EXERCISE DIRECTIONS:
Without adding or dropping anything, copy the entries below.

*** Opening of DATASET RECORDS ***

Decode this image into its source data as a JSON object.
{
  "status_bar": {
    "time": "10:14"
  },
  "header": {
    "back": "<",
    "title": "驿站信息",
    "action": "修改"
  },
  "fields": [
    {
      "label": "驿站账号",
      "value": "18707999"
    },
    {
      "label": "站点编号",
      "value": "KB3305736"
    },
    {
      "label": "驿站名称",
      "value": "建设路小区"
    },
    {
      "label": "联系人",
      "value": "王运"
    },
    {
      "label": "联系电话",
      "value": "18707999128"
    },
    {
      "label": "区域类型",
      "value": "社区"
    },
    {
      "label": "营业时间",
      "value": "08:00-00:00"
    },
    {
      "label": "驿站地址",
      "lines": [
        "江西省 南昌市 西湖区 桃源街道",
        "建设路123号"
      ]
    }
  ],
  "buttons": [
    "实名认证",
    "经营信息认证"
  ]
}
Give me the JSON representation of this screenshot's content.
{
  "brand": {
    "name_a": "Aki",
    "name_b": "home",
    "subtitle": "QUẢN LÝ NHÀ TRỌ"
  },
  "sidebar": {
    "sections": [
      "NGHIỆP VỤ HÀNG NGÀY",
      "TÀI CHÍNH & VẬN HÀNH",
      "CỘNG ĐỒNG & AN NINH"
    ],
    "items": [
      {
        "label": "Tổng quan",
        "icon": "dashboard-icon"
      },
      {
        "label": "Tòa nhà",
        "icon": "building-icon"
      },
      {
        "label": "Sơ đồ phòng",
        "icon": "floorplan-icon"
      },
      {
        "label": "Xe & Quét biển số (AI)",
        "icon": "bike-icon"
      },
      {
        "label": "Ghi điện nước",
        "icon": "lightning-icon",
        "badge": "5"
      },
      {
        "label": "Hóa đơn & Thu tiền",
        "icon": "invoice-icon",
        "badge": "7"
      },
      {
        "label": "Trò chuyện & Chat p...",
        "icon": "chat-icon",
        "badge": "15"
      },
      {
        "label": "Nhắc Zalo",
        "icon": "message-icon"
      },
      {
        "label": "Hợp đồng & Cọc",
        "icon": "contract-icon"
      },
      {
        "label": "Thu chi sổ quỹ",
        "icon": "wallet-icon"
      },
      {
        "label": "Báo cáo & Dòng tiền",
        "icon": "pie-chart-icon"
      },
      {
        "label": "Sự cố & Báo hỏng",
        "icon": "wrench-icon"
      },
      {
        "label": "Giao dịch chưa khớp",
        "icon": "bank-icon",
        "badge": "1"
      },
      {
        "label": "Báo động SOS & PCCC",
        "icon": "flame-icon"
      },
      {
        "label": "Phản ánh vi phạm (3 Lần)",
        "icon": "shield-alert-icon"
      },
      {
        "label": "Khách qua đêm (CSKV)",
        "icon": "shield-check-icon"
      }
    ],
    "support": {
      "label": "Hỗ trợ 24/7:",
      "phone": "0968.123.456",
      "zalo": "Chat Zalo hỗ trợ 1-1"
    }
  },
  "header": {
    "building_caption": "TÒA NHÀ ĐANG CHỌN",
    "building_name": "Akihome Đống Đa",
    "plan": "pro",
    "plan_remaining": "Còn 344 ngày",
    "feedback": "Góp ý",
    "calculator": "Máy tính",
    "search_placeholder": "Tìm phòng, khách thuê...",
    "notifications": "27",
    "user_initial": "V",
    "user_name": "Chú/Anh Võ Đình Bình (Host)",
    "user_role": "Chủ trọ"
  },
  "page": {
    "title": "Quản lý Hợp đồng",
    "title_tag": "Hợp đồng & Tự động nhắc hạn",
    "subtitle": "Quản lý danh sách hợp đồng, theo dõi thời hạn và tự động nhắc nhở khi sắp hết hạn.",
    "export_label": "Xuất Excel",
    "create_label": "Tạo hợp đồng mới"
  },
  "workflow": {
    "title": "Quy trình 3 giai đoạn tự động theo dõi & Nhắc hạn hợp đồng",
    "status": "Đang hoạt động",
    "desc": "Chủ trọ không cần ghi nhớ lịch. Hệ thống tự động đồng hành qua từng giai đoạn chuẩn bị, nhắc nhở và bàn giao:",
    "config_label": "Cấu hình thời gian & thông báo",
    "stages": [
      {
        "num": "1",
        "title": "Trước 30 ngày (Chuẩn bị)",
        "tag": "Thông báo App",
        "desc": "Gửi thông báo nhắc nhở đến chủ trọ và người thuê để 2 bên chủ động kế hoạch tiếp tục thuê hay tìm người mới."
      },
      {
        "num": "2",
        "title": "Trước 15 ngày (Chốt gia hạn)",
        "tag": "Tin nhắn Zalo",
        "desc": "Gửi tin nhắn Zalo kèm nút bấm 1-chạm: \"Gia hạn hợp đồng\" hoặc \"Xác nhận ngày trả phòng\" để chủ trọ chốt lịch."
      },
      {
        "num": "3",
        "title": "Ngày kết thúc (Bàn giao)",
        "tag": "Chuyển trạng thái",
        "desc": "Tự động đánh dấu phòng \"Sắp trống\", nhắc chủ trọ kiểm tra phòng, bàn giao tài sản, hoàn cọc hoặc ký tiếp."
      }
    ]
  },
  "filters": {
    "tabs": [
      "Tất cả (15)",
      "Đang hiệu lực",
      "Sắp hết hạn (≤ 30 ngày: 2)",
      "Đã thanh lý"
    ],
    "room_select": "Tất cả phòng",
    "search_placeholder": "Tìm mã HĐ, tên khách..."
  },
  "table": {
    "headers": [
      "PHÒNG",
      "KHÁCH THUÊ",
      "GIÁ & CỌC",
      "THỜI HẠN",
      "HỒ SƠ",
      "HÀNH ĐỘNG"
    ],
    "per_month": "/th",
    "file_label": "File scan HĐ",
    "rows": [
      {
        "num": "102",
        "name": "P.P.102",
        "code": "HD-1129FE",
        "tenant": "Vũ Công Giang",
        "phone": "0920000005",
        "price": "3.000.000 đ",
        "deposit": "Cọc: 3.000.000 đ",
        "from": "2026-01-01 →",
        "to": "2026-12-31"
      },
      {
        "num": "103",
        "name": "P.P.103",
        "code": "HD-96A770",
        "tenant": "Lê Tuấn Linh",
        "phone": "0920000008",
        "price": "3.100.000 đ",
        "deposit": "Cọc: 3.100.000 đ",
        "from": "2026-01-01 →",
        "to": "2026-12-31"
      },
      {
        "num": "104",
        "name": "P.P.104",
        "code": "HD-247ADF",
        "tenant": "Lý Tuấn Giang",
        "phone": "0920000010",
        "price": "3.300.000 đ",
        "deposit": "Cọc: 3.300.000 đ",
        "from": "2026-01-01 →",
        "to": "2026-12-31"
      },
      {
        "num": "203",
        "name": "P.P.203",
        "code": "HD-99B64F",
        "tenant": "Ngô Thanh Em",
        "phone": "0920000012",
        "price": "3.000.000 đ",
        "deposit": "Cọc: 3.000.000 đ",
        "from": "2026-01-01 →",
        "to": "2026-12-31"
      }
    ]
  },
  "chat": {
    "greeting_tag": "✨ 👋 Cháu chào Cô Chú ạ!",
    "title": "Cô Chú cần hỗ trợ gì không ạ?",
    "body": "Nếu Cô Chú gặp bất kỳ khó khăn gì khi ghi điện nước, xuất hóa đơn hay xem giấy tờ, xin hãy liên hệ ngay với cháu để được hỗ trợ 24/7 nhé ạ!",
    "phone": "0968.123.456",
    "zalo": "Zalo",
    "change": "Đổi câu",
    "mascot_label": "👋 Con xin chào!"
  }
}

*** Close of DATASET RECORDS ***

EXERCISE OUTPUT:
Decode this image into its source data as a JSON object.
{
  "status_bar": {
    "time": "10:14"
  },
  "header": {
    "back": "<",
    "title": "驿站信息",
    "action": "修改"
  },
  "fields": [
    {
      "label": "驿站账号",
      "value": "18707999"
    },
    {
      "label": "站点编号",
      "value": "KB3305736"
    },
    {
      "label": "驿站名称",
      "value": "建设路小区"
    },
    {
      "label": "联系人",
      "value": "王运"
    },
    {
      "label": "联系电话",
      "value": "18707999128"
    },
    {
      "label": "区域类型",
      "value": "社区"
    },
    {
      "label": "营业时间",
      "value": "08:00-00:00"
    },
    {
      "label": "驿站地址",
      "lines": [
        "江西省 南昌市 西湖区 桃源街道",
        "建设路123号"
      ]
    }
  ],
  "buttons": [
    "实名认证",
    "经营信息认证"
  ]
}
Give me the JSON representation of this screenshot's content.
{
  "brand": {
    "name_a": "Aki",
    "name_b": "home",
    "subtitle": "QUẢN LÝ NHÀ TRỌ"
  },
  "sidebar": {
    "sections": [
      "NGHIỆP VỤ HÀNG NGÀY",
      "TÀI CHÍNH & VẬN HÀNH",
      "CỘNG ĐỒNG & AN NINH"
    ],
    "items": [
      {
        "label": "Tổng quan",
        "icon": "dashboard-icon"
      },
      {
        "label": "Tòa nhà",
        "icon": "building-icon"
      },
      {
        "label": "Sơ đồ phòng",
        "icon": "floorplan-icon"
      },
      {
        "label": "Xe & Quét biển số (AI)",
        "icon": "bike-icon"
      },
      {
        "label": "Ghi điện nước",
        "icon": "lightning-icon",
        "badge": "5"
      },
      {
        "label": "Hóa đơn & Thu tiền",
        "icon": "invoice-icon",
        "badge": "7"
      },
      {
        "label": "Trò chuyện & Chat p...",
        "icon": "chat-icon",
        "badge": "15"
      },
      {
        "label": "Nhắc Zalo",
        "icon": "message-icon"
      },
      {
        "label": "Hợp đồng & Cọc",
        "icon": "contract-icon"
      },
      {
        "label": "Thu chi sổ quỹ",
        "icon": "wallet-icon"
      },
      {
        "label": "Báo cáo & Dòng tiền",
        "icon": "pie-chart-icon"
      },
      {
        "label": "Sự cố & Báo hỏng",
        "icon": "wrench-icon"
      },
      {
        "label": "Giao dịch chưa khớp",
        "icon": "bank-icon",
        "badge": "1"
      },
      {
        "label": "Báo động SOS & PCCC",
        "icon": "flame-icon"
      },
      {
        "label": "Phản ánh vi phạm (3 Lần)",
        "icon": "shield-alert-icon"
      },
      {
        "label": "Khách qua đêm (CSKV)",
        "icon": "shield-check-icon"
      }
    ],
    "support": {
      "label": "Hỗ trợ 24/7:",
      "phone": "0968.123.456",
      "zalo": "Chat Zalo hỗ trợ 1-1"
    }
  },
  "header": {
    "building_caption": "TÒA NHÀ ĐANG CHỌN",
    "building_name": "Akihome Đống Đa",
    "plan": "pro",
    "plan_remaining": "Còn 344 ngày",
    "feedback": "Góp ý",
    "calculator": "Máy tính",
    "search_placeholder": "Tìm phòng, khách thuê...",
    "notifications": "27",
    "user_initial": "V",
    "user_name": "Chú/Anh Võ Đình Bình (Host)",
    "user_role": "Chủ trọ"
  },
  "page": {
    "title": "Quản lý Hợp đồng",
    "title_tag": "Hợp đồng & Tự động nhắc hạn",
    "subtitle": "Quản lý danh sách hợp đồng, theo dõi thời hạn và tự động nhắc nhở khi sắp hết hạn.",
    "export_label": "Xuất Excel",
    "create_label": "Tạo hợp đồng mới"
  },
  "workflow": {
    "title": "Quy trình 3 giai đoạn tự động theo dõi & Nhắc hạn hợp đồng",
    "status": "Đang hoạt động",
    "desc": "Chủ trọ không cần ghi nhớ lịch. Hệ thống tự động đồng hành qua từng giai đoạn chuẩn bị, nhắc nhở và bàn giao:",
    "config_label": "Cấu hình thời gian & thông báo",
    "stages": [
      {
        "num": "1",
        "title": "Trước 30 ngày (Chuẩn bị)",
        "tag": "Thông báo App",
        "desc": "Gửi thông báo nhắc nhở đến chủ trọ và người thuê để 2 bên chủ động kế hoạch tiếp tục thuê hay tìm người mới."
      },
      {
        "num": "2",
        "title": "Trước 15 ngày (Chốt gia hạn)",
        "tag": "Tin nhắn Zalo",
        "desc": "Gửi tin nhắn Zalo kèm nút bấm 1-chạm: \"Gia hạn hợp đồng\" hoặc \"Xác nhận ngày trả phòng\" để chủ trọ chốt lịch."
      },
      {
        "num": "3",
        "title": "Ngày kết thúc (Bàn giao)",
        "tag": "Chuyển trạng thái",
        "desc": "Tự động đánh dấu phòng \"Sắp trống\", nhắc chủ trọ kiểm tra phòng, bàn giao tài sản, hoàn cọc hoặc ký tiếp."
      }
    ]
  },
  "filters": {
    "tabs": [
      "Tất cả (15)",
      "Đang hiệu lực",
      "Sắp hết hạn (≤ 30 ngày: 2)",
      "Đã thanh lý"
    ],
    "room_select": "Tất cả phòng",
    "search_placeholder": "Tìm mã HĐ, tên khách..."
  },
  "table": {
    "headers": [
      "PHÒNG",
      "KHÁCH THUÊ",
      "GIÁ & CỌC",
      "THỜI HẠN",
      "HỒ SƠ",
      "HÀNH ĐỘNG"
    ],
    "per_month": "/th",
    "file_label": "File scan HĐ",
    "rows": [
      {
        "num": "102",
        "name": "P.P.102",
        "code": "HD-1129FE",
        "tenant": "Vũ Công Giang",
        "phone": "0920000005",
        "price": "3.000.000 đ",
        "deposit": "Cọc: 3.000.000 đ",
        "from": "2026-01-01 →",
        "to": "2026-12-31"
      },
      {
        "num": "103",
        "name": "P.P.103",
        "code": "HD-96A770",
        "tenant": "Lê Tuấn Linh",
        "phone": "0920000008",
        "price": "3.100.000 đ",
        "deposit": "Cọc: 3.100.000 đ",
        "from": "2026-01-01 →",
        "to": "2026-12-31"
      },
      {
        "num": "104",
        "name": "P.P.104",
        "code": "HD-247ADF",
        "tenant": "Lý Tuấn Giang",
        "phone": "0920000010",
        "price": "3.300.000 đ",
        "deposit": "Cọc: 3.300.000 đ",
        "from": "2026-01-01 →",
        "to": "2026-12-31"
      },
      {
        "num": "203",
        "name": "P.P.203",
        "code": "HD-99B64F",
        "tenant": "Ngô Thanh Em",
        "phone": "0920000012",
        "price": "3.000.000 đ",
        "deposit": "Cọc: 3.000.000 đ",
        "from": "2026-01-01 →",
        "to": "2026-12-31"
      }
    ]
  },
  "chat": {
    "greeting_tag": "✨ 👋 Cháu chào Cô Chú ạ!",
    "title": "Cô Chú cần hỗ trợ gì không ạ?",
    "body": "Nếu Cô Chú gặp bất kỳ khó khăn gì khi ghi điện nước, xuất hóa đơn hay xem giấy tờ, xin hãy liên hệ ngay với cháu để được hỗ trợ 24/7 nhé ạ!",
    "phone": "0968.123.456",
    "zalo": "Zalo",
    "change": "Đổi câu",
    "mascot_label": "👋 Con xin chào!"
  }
}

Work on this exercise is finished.